I want to better understand how do key and value sizes determine the performance of various read/write operations. Could some high-level description of how key and values are laid out in the storage system be helpful?
Maintaining efficient key and value sizes is essential to getting maximum performance with FoundationDB. As a rule, smaller key sizes are better, as they can be more efficiently transmitted over the network and compared. In concrete terms, the highest performance applications will keep key sizes below 32 bytes. Key sizes above 10 kB are not allowed, and sizes above 1 kB should be avoided—store the data in the value if possible.

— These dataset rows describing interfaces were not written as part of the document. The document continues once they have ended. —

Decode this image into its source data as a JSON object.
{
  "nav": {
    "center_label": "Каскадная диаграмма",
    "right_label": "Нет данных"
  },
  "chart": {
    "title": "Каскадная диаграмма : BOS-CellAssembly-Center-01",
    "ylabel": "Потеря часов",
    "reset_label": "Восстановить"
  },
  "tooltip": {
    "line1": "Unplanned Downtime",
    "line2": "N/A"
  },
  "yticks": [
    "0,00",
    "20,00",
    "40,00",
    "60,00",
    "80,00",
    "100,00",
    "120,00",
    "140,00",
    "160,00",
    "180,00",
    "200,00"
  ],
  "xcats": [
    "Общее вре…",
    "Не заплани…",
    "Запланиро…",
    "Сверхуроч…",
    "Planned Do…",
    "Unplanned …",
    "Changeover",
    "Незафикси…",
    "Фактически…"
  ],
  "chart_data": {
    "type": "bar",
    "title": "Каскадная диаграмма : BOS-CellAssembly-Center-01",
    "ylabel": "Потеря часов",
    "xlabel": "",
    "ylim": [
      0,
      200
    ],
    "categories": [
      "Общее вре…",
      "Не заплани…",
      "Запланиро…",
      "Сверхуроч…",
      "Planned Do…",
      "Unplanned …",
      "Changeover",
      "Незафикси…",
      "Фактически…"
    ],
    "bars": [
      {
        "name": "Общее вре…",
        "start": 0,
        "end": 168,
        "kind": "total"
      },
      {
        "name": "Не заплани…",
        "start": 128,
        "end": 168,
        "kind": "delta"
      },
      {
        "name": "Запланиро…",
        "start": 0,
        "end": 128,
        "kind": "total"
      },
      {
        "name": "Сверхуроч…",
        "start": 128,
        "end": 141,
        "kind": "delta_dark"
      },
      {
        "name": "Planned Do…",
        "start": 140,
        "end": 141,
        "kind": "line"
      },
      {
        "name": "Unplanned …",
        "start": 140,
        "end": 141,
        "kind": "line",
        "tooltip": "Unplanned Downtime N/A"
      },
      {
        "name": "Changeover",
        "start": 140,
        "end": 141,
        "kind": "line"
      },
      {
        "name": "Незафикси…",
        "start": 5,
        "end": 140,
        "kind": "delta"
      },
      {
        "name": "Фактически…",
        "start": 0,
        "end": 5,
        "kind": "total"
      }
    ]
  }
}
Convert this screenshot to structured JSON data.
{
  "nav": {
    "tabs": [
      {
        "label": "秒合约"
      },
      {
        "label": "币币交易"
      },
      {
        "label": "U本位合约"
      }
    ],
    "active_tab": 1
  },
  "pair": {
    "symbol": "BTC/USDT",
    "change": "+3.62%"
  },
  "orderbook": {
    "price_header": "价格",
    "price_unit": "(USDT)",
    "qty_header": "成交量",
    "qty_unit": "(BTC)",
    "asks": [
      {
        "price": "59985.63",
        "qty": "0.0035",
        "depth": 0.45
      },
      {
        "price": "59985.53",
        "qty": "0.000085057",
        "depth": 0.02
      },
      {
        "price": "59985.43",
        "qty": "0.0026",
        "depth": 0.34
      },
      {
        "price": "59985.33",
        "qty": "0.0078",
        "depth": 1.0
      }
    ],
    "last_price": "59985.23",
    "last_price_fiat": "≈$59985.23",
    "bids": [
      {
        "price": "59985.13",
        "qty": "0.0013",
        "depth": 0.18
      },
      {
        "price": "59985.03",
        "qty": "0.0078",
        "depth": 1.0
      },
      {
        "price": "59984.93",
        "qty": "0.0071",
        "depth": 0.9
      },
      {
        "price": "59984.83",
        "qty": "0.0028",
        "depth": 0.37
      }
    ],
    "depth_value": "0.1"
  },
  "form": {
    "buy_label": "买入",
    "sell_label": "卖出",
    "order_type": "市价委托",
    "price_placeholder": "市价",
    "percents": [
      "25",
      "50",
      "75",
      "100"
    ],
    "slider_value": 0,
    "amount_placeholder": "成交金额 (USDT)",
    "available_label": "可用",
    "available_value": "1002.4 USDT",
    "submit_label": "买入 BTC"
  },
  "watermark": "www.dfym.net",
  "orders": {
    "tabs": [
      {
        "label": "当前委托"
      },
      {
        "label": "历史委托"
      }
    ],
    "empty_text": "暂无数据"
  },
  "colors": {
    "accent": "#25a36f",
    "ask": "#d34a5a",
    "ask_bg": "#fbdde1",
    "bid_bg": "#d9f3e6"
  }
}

Value sizes are more flexible, with 0-10 kB normal. Value sizes cannot exceed 100 kB. Like any similar system, FoundationDB has a “characteristic value size” where the fixed costs of the random read roughly equal the marginal costs of the actual bytes. For FoundationDB running on SSD hardware, this characteristic size is roughly 1 kB for randomly accessed data and roughly 100 bytes for frequently accessed (cached) data.
(Could someone please explain in simpler terms, the reference to ‘characteristic value size’, mentioned above?)
For instance, if I need to store rows where keys are 64Bytes, and values of roughly 10KB, there are two ways I could think of storing these:
key -> value
keys/key -> pointer
data/pointer' -> value
I would need to do a mixture of key lookups (using KeySelectors as I do not know the exact key) and range queries over ranges of size 10-100. There would be 100’s of reads for every write operation.
In option1, there are fewer rows touched, (read and write time) whereas, in option 2, the index rows are much smaller, which would hypothetically help in faster lookups and fewer disk page reads at the read-time.
How do I go about reasoning such questions when designing the data model?